His military decorations and awards include the Air Force Distinguished Service Medal with oak leaf cluster, Legion of Merit with oak leaf cluster, Joint Service Commendation Medal, Air Force Commendation Medal with oak leaf cluster, and the Air Force Outstanding Unit Award Ribbon.
He is survived by his brother Paul Sitton (Annette) of Paducah, KY., and many nieces and nephews. A celebration of life was held at Azalea Trace on August 28th, 2013. In lieu of flowers, donations may be made to The Heritage Fund at Azalea Trace 10100 Hillview Dr., Pensacola, FL. or a charity of your choice. Arrangements by Fisher-Pou Chapel, Pensacola, FL.


Date:  Feb 10, 2014

Request from Moose Danskine seeking info  for Kirk Bourne

I received a request from my previous commander at OTS, Col (Ret) David "Boomer" Gerber.   Boomer got a request from an astrophysics professor from George Mason Univ, Dr.Kirk Borne (http://spacs.gmu.edu/profile/kirk-borne/).  Dr. Borne is the son of Maj. Louis F. Borne, Jr, who suffered a heart attack during a Looking Glass sortie in 1972 (see article below).  As you can imagine, Dr. Borne has a lot of questions about his father, the life, the mission, etc.
Would any of you have contacts with any crewdogs from the 2nd ACCS during the early 1970s?  I'd like to introduce them to Boomer, as I'm sure Dr. Borne would love to learn more about his father.  Any assist would be appreciated. Plz contact with any pertinent info to: 
Videmus Omnia.
Moose Danskine
Check out the original article worthy for Memory Lane
Page 2 of this June 2011 newsletter.
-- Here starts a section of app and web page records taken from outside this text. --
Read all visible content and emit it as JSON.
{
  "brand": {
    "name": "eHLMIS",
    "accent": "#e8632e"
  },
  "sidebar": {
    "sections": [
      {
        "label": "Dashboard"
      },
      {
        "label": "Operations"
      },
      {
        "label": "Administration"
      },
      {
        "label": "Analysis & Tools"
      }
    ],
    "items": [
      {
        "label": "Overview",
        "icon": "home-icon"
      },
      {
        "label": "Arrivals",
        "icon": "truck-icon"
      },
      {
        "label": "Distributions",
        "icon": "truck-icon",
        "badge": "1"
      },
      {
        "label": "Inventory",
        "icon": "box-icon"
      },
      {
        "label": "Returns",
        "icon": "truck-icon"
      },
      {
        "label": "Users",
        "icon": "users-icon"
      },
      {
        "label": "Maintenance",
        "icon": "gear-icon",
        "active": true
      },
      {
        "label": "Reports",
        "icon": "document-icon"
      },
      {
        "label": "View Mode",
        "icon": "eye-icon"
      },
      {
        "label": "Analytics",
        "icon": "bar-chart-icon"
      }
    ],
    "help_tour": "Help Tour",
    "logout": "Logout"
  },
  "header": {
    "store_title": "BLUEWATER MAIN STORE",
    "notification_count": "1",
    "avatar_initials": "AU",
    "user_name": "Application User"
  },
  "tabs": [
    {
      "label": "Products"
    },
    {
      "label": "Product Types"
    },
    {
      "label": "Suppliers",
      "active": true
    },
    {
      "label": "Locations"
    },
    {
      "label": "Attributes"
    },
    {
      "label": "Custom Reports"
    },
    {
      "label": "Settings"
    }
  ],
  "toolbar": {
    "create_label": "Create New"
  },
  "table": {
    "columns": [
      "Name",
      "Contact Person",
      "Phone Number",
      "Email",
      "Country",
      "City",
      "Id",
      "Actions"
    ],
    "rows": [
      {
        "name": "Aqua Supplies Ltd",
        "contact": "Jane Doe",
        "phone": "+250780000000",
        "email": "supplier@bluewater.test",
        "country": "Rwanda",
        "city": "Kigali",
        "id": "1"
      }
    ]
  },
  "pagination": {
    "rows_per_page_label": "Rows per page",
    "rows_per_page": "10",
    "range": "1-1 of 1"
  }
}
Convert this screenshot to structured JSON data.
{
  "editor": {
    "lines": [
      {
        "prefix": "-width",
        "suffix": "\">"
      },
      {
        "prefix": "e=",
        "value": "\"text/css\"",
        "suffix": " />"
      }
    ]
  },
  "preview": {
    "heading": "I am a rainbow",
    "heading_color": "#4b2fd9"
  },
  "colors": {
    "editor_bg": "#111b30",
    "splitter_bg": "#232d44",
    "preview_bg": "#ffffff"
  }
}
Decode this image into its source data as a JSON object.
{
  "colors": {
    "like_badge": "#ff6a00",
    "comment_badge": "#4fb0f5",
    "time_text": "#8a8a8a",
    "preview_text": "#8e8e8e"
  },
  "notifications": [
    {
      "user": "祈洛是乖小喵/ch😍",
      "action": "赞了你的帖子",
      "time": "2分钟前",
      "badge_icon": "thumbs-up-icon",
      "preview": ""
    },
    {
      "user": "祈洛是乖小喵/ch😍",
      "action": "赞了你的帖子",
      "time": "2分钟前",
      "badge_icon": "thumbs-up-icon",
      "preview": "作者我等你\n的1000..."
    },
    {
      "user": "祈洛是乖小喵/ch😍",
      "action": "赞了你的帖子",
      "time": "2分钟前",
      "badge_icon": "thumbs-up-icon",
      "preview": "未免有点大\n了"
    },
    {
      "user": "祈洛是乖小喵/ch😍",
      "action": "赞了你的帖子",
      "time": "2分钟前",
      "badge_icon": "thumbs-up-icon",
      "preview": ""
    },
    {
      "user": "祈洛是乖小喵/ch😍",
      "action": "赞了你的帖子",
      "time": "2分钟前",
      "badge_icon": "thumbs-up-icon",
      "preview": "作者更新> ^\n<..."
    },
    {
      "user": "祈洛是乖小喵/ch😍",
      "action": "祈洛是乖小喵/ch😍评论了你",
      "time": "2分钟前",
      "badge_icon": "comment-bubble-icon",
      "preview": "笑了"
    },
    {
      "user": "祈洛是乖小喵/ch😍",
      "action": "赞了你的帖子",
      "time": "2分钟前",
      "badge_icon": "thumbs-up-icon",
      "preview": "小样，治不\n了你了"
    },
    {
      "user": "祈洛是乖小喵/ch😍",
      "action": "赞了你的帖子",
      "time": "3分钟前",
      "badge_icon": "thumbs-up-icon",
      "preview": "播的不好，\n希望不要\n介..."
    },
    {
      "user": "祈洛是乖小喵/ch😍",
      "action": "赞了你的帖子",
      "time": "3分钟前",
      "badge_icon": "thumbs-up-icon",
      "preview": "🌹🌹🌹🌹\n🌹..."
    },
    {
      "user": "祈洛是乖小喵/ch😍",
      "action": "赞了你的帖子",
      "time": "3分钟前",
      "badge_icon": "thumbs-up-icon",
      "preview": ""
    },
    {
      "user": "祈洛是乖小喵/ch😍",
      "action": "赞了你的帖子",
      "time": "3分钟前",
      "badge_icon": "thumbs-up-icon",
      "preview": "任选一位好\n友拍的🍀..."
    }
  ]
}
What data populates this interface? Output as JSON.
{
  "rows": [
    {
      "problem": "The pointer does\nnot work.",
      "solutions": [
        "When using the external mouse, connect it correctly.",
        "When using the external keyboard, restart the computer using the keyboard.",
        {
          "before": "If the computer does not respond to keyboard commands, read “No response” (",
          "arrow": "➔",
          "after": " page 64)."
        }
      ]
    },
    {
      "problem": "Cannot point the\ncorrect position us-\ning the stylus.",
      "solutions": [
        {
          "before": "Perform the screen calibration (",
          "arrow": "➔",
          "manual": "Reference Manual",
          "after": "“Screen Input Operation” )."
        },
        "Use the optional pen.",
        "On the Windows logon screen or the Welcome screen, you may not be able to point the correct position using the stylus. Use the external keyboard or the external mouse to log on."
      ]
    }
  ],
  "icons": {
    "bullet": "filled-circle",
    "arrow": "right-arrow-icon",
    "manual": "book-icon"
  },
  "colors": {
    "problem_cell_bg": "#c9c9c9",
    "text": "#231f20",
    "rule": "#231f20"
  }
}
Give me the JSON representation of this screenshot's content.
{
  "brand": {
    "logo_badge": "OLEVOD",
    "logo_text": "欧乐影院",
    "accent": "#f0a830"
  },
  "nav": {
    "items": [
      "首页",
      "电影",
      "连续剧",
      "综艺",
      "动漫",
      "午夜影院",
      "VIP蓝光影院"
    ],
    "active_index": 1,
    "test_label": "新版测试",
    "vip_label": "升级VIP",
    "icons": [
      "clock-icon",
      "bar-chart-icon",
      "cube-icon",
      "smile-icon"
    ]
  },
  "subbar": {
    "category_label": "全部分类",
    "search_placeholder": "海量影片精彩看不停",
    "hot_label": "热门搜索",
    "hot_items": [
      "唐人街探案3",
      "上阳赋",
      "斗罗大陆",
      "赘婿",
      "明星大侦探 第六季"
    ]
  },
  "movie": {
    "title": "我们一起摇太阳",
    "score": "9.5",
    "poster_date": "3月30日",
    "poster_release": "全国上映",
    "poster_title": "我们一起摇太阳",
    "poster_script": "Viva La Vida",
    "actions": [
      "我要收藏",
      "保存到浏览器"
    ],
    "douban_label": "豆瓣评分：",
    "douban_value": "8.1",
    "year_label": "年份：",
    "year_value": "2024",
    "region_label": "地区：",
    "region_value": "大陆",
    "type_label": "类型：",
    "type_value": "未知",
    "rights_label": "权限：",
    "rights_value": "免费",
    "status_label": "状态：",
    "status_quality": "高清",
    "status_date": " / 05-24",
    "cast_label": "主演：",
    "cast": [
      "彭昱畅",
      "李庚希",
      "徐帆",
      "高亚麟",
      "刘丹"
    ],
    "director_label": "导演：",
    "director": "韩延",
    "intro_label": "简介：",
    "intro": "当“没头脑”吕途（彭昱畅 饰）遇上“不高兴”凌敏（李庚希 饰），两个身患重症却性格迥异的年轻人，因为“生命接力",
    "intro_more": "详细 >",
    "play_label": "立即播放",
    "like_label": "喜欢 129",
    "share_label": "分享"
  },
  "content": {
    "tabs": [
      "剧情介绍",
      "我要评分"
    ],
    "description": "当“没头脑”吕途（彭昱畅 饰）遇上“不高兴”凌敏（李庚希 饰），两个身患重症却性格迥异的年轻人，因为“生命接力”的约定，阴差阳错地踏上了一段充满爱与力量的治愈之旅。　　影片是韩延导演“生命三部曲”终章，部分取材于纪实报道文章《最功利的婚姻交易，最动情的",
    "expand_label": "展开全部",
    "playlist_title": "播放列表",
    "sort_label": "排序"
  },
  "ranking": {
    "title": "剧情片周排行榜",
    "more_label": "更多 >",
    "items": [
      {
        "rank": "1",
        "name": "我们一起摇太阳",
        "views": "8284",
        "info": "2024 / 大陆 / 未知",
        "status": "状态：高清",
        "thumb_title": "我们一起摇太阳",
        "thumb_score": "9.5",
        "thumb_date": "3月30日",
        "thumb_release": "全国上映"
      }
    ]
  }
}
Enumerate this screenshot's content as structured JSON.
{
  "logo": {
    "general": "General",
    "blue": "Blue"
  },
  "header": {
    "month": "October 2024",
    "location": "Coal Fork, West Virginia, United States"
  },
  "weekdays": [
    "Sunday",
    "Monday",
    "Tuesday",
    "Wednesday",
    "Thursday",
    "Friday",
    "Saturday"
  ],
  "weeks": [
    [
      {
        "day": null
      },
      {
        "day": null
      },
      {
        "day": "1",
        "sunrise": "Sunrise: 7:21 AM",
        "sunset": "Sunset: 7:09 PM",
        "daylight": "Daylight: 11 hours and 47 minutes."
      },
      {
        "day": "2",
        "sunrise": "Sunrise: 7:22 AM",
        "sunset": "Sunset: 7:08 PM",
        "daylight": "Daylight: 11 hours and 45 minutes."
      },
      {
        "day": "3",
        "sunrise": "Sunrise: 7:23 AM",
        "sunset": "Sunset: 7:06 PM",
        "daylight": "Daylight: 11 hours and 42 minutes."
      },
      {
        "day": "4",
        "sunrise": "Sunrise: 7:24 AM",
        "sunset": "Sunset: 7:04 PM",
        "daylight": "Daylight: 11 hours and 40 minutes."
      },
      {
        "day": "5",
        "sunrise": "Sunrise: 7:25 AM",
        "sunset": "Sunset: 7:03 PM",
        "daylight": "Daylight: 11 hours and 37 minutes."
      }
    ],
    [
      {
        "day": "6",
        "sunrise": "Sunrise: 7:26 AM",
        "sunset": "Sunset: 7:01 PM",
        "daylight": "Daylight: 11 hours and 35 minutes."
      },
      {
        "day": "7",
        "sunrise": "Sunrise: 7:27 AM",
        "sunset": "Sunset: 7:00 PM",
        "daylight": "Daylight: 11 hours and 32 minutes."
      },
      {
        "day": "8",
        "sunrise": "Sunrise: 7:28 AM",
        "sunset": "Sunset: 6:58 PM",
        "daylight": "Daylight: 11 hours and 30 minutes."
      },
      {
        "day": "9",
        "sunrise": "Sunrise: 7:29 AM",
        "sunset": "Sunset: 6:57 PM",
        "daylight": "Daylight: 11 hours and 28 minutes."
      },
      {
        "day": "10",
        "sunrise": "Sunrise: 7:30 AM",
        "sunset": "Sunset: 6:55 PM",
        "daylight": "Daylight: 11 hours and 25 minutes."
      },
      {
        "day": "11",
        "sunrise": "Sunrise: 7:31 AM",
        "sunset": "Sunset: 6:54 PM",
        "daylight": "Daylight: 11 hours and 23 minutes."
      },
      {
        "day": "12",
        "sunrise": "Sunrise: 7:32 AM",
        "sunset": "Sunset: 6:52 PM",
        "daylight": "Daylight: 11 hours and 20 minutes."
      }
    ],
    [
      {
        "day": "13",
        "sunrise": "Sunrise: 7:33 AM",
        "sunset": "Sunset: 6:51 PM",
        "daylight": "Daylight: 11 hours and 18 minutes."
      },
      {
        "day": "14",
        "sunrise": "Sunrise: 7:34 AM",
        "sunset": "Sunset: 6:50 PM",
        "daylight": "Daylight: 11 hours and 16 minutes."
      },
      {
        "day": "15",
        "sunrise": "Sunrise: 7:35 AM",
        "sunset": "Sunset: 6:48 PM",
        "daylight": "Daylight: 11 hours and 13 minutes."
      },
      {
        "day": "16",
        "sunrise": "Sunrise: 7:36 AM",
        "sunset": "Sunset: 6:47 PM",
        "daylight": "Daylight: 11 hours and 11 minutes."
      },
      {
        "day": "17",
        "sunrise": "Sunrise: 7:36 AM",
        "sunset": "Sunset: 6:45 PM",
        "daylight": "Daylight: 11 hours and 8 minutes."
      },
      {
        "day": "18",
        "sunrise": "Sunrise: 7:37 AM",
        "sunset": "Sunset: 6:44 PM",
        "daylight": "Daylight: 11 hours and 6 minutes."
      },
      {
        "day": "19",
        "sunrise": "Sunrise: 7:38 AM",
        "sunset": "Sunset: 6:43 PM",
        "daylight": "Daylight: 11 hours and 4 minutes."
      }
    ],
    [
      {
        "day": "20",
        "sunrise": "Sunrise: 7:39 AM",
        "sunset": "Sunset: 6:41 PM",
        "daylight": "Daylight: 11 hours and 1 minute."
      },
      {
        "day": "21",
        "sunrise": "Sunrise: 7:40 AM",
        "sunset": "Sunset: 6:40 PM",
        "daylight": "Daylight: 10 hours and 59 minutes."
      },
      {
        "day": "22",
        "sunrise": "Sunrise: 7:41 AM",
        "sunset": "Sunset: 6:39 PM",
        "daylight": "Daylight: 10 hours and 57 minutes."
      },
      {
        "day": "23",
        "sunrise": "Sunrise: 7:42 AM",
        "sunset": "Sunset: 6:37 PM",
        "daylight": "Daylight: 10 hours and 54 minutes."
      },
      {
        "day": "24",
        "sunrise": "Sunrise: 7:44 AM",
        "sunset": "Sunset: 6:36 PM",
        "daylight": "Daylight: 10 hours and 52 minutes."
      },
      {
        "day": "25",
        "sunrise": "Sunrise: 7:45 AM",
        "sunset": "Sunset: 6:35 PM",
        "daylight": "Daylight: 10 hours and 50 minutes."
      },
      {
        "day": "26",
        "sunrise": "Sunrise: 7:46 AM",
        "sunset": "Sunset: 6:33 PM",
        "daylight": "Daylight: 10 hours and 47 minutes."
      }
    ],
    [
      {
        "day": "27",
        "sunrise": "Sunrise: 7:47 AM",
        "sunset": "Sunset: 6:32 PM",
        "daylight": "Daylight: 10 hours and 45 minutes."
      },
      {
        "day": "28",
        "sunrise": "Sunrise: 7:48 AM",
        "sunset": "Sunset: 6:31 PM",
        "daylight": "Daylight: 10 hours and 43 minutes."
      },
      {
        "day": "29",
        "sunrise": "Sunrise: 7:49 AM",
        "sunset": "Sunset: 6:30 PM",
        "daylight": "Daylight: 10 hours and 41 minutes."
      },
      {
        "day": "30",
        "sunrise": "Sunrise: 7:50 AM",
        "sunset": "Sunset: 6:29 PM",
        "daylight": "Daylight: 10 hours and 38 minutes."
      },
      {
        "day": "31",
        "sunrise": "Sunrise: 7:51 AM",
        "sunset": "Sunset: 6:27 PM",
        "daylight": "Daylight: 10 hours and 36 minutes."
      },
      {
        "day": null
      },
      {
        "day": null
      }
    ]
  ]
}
"Some SAC ABNCP veterans are prone to brag that during the entire time between 3 February 1961 and 24 July 1990, at least one Looking Glass aircraft was always in the air and on station, but that's not true
. Some may find it comforting to know that, even in SAC, humanitarian concerns sometimes took priority over the desire to always be "on station and on alert."  In 1963, the Airborne Command Post landed for 20 minutes to transfer a sick crew member to an ambulance.  By February 1971, the tenth anniversary of continuous airborne alert operations, the 20 minutes had stretched to 3 hours and 34 minutes - Mother Nature and Murphy's Law sometimes win out despite our best efforts!  The following year, the Looking Glass once again aborted airborne operations so that a heart attack victim could be rushed to a hospital.  Ironically, an unplanned landing of the "continuously airborne" Looking Glass was also featured in a fictional story told that very same year on the television.

Maj. Louis F. Borne, Jr., suffered what ended up being a fatal heart attack while acting as Airborne Battle Staff Chief on the Looking Glass flight. ("History and Facts on the SAC Air- borne Command Post and the 2d Airborne Command and Control Squadron" - 1986; and abstract from Document K-WG-55 -HI V.1, Inclusive dates 72/04/01 to 72/06/30.)"